• _Exercise directions_
Could the listing below be reproduced exactly, minus its pictures?

• _Data_
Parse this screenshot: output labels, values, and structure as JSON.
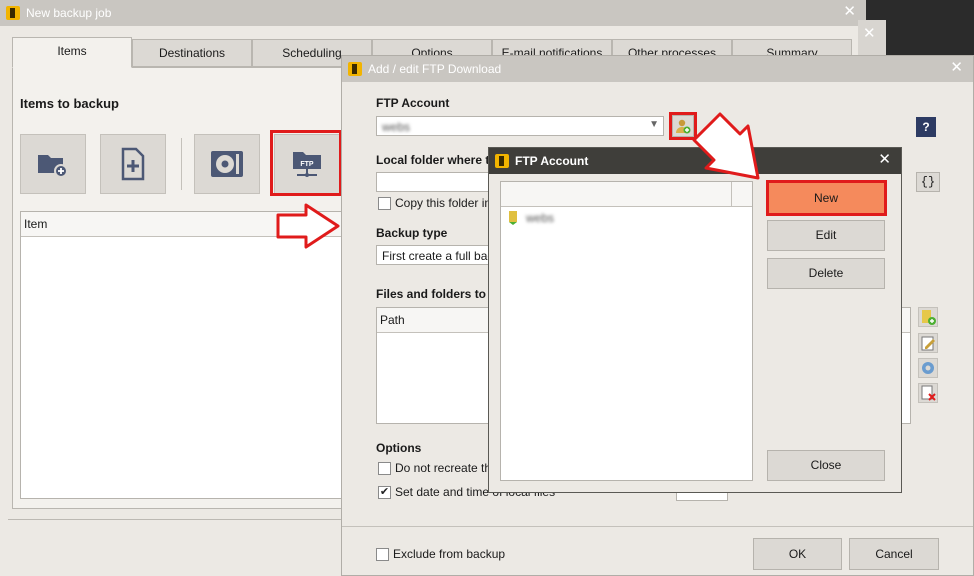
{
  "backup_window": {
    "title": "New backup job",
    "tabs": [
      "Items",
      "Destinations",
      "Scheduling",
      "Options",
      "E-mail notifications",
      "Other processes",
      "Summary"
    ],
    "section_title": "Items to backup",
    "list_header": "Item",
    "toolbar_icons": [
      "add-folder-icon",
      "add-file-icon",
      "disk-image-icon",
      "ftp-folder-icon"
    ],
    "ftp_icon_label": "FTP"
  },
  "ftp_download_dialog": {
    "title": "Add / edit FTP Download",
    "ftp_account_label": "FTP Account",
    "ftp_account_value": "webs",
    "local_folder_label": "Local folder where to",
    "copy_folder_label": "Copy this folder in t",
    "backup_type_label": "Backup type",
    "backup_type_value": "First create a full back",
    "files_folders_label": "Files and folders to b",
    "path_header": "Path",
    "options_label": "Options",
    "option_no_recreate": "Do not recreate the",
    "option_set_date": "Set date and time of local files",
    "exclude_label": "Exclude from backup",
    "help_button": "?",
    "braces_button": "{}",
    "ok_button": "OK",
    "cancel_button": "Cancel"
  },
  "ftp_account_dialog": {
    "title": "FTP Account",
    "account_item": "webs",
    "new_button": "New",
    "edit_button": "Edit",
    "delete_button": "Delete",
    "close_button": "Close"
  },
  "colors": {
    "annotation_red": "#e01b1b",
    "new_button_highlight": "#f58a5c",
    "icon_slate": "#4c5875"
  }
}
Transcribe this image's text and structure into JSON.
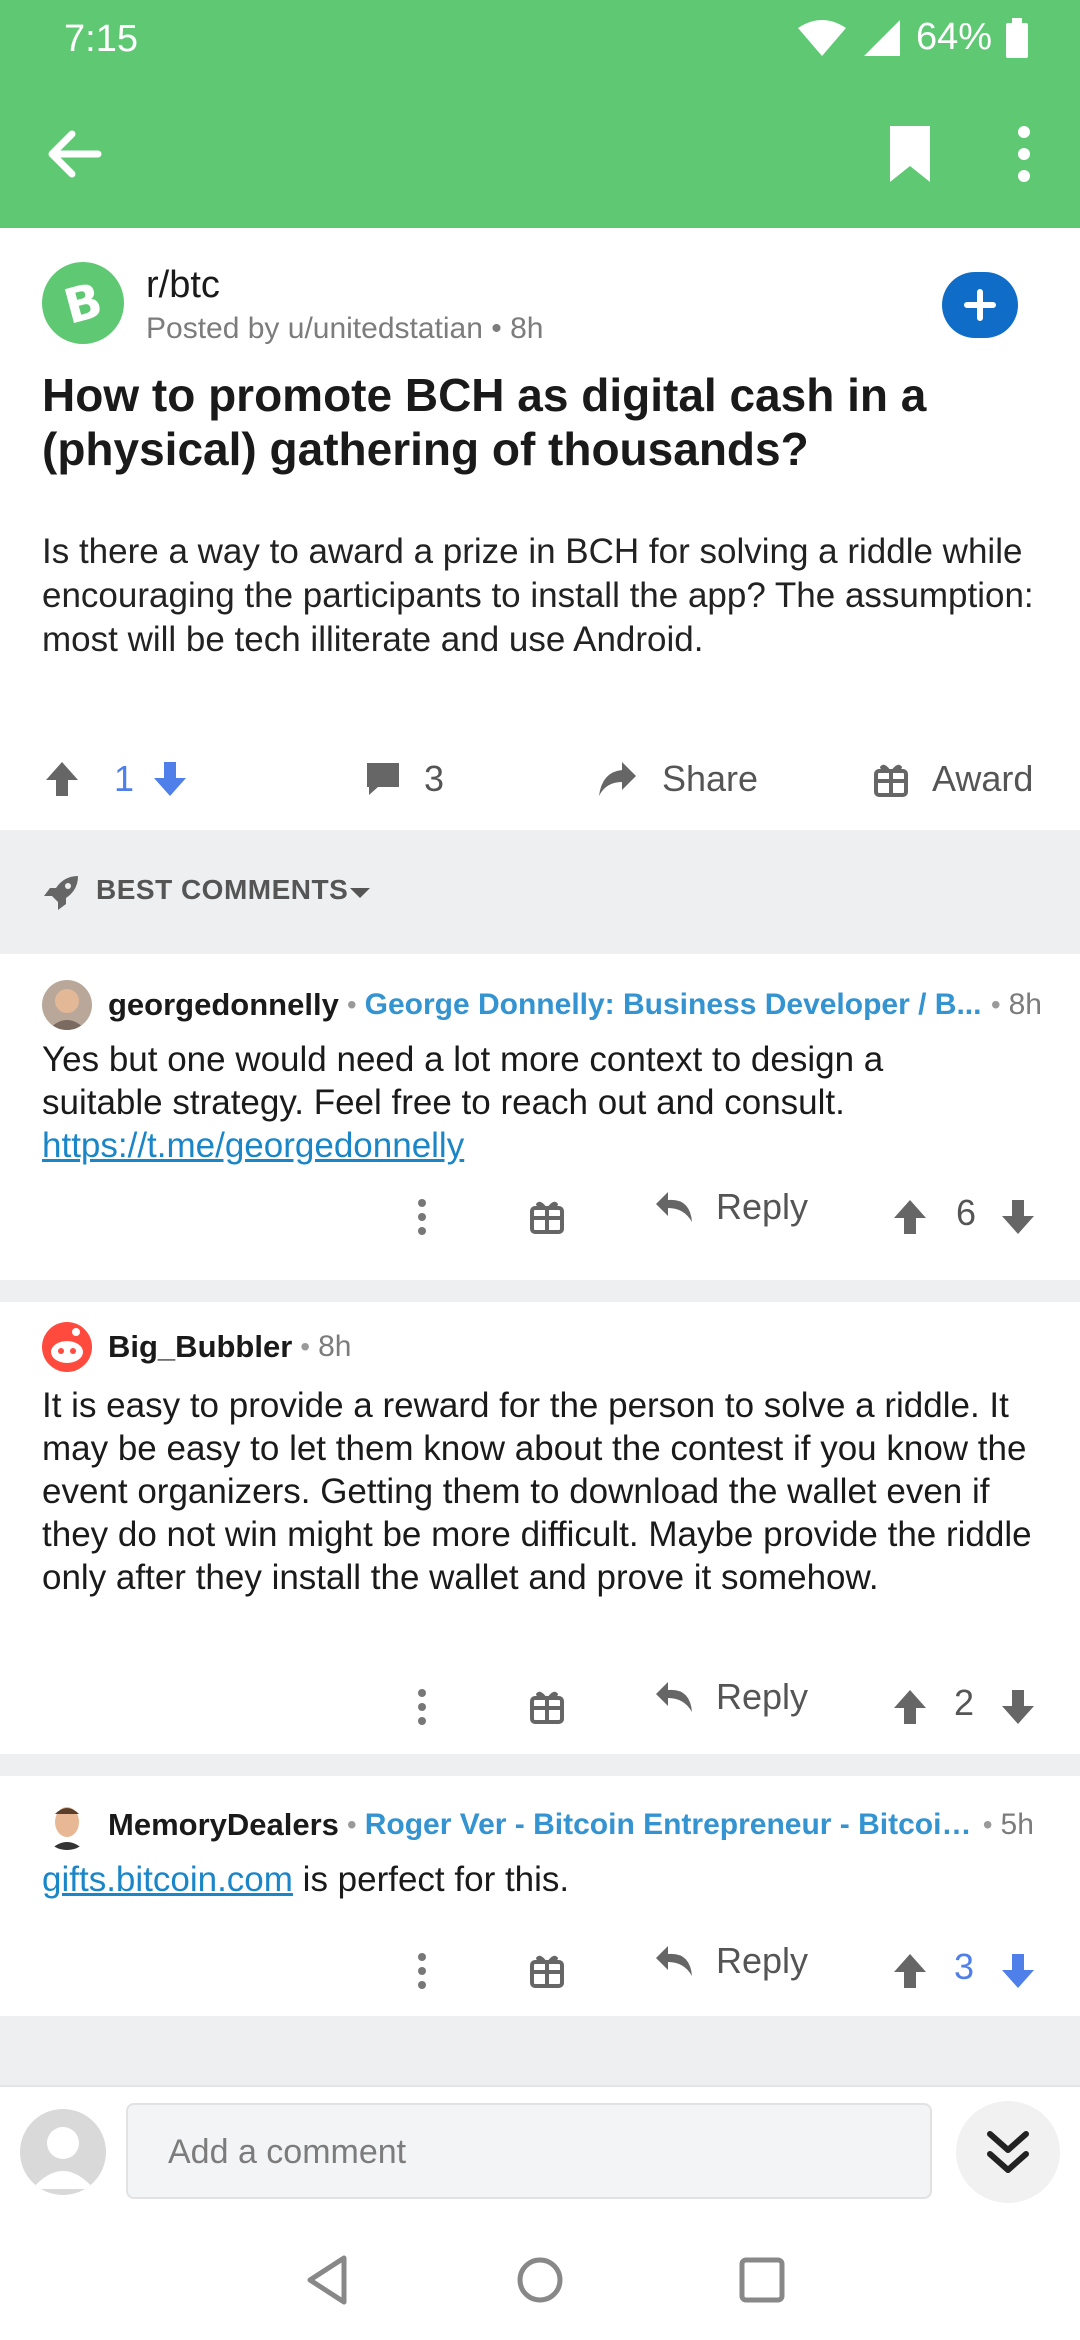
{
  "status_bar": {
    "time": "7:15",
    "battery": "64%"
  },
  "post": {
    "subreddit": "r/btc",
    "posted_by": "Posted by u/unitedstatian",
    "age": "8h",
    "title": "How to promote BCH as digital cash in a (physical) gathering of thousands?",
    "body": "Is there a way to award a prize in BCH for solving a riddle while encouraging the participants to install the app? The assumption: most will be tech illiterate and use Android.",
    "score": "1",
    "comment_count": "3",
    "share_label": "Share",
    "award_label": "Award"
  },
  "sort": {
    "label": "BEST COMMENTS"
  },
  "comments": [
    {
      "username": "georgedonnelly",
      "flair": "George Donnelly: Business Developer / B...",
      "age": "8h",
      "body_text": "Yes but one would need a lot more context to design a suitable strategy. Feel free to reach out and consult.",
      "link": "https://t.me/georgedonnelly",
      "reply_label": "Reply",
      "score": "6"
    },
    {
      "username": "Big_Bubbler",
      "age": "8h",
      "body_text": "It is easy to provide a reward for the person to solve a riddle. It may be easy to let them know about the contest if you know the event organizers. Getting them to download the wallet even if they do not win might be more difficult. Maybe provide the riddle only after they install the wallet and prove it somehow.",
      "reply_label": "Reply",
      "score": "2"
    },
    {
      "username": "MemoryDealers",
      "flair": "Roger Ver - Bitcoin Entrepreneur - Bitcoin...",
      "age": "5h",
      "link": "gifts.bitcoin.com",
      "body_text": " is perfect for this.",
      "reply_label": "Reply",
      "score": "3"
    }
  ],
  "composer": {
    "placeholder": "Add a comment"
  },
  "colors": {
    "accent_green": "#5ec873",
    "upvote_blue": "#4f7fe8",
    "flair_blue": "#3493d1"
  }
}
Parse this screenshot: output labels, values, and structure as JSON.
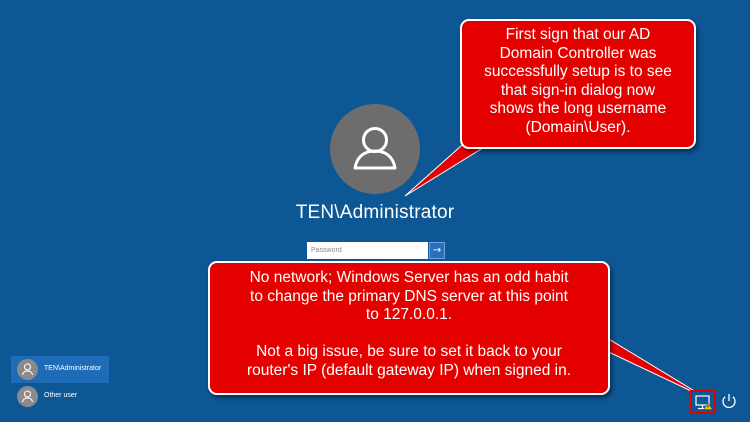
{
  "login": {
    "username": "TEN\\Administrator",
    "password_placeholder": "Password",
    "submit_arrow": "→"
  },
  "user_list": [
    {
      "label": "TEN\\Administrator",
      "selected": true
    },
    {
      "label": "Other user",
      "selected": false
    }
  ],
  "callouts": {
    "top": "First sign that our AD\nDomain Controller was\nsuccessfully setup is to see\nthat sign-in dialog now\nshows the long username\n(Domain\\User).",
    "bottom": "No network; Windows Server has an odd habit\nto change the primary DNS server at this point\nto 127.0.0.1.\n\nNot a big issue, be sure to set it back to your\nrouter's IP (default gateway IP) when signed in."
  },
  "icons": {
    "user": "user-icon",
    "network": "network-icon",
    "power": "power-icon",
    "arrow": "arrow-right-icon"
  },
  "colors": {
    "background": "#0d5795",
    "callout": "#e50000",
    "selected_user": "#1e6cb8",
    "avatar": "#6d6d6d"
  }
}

• _Completed task_
Parse this screenshot: output labels, values, and structure as JSON.
{
  "backup_window": {
    "title": "New backup job",
    "tabs": [
      "Items",
      "Destinations",
      "Scheduling",
      "Options",
      "E-mail notifications",
      "Other processes",
      "Summary"
    ],
    "section_title": "Items to backup",
    "list_header": "Item",
    "toolbar_icons": [
      "add-folder-icon",
      "add-file-icon",
      "disk-image-icon",
      "ftp-folder-icon"
    ],
    "ftp_icon_label": "FTP"
  },
  "ftp_download_dialog": {
    "title": "Add / edit FTP Download",
    "ftp_account_label": "FTP Account",
    "ftp_account_value": "webs",
    "local_folder_label": "Local folder where to",
    "copy_folder_label": "Copy this folder in t",
    "backup_type_label": "Backup type",
    "backup_type_value": "First create a full back",
    "files_folders_label": "Files and folders to b",
    "path_header": "Path",
    "options_label": "Options",
    "option_no_recreate": "Do not recreate the",
    "option_set_date": "Set date and time of local files",
    "exclude_label": "Exclude from backup",
    "help_button": "?",
    "braces_button": "{}",
    "ok_button": "OK",
    "cancel_button": "Cancel"
  },
  "ftp_account_dialog": {
    "title": "FTP Account",
    "account_item": "webs",
    "new_button": "New",
    "edit_button": "Edit",
    "delete_button": "Delete",
    "close_button": "Close"
  },
  "colors": {
    "annotation_red": "#e01b1b",
    "new_button_highlight": "#f58a5c",
    "icon_slate": "#4c5875"
  }
}
Transcribe this image's text and structure into JSON.
{
  "status_bar": {
    "time": "7:15",
    "battery": "64%"
  },
  "post": {
    "subreddit": "r/btc",
    "posted_by": "Posted by u/unitedstatian",
    "age": "8h",
    "title": "How to promote BCH as digital cash in a (physical) gathering of thousands?",
    "body": "Is there a way to award a prize in BCH for solving a riddle while encouraging the participants to install the app? The assumption: most will be tech illiterate and use Android.",
    "score": "1",
    "comment_count": "3",
    "share_label": "Share",
    "award_label": "Award"
  },
  "sort": {
    "label": "BEST COMMENTS"
  },
  "comments": [
    {
      "username": "georgedonnelly",
      "flair": "George Donnelly: Business Developer / B...",
      "age": "8h",
      "body_text": "Yes but one would need a lot more context to design a suitable strategy. Feel free to reach out and consult.",
      "link": "https://t.me/georgedonnelly",
      "reply_label": "Reply",
      "score": "6"
    },
    {
      "username": "Big_Bubbler",
      "age": "8h",
      "body_text": "It is easy to provide a reward for the person to solve a riddle. It may be easy to let them know about the contest if you know the event organizers. Getting them to download the wallet even if they do not win might be more difficult. Maybe provide the riddle only after they install the wallet and prove it somehow.",
      "reply_label": "Reply",
      "score": "2"
    },
    {
      "username": "MemoryDealers",
      "flair": "Roger Ver - Bitcoin Entrepreneur - Bitcoin...",
      "age": "5h",
      "link": "gifts.bitcoin.com",
      "body_text": " is perfect for this.",
      "reply_label": "Reply",
      "score": "3"
    }
  ],
  "composer": {
    "placeholder": "Add a comment"
  },
  "colors": {
    "accent_green": "#5ec873",
    "upvote_blue": "#4f7fe8",
    "flair_blue": "#3493d1"
  }
}
Parse this screenshot: output labels, values, and structure as JSON.
{
  "login": {
    "username": "TEN\\Administrator",
    "password_placeholder": "Password",
    "submit_arrow": "→"
  },
  "user_list": [
    {
      "label": "TEN\\Administrator",
      "selected": true
    },
    {
      "label": "Other user",
      "selected": false
    }
  ],
  "callouts": {
    "top": "First sign that our AD\nDomain Controller was\nsuccessfully setup is to see\nthat sign-in dialog now\nshows the long username\n(Domain\\User).",
    "bottom": "No network; Windows Server has an odd habit\nto change the primary DNS server at this point\nto 127.0.0.1.\n\nNot a big issue, be sure to set it back to your\nrouter's IP (default gateway IP) when signed in."
  },
  "icons": {
    "user": "user-icon",
    "network": "network-icon",
    "power": "power-icon",
    "arrow": "arrow-right-icon"
  },
  "colors": {
    "background": "#0d5795",
    "callout": "#e50000",
    "selected_user": "#1e6cb8",
    "avatar": "#6d6d6d"
  }
}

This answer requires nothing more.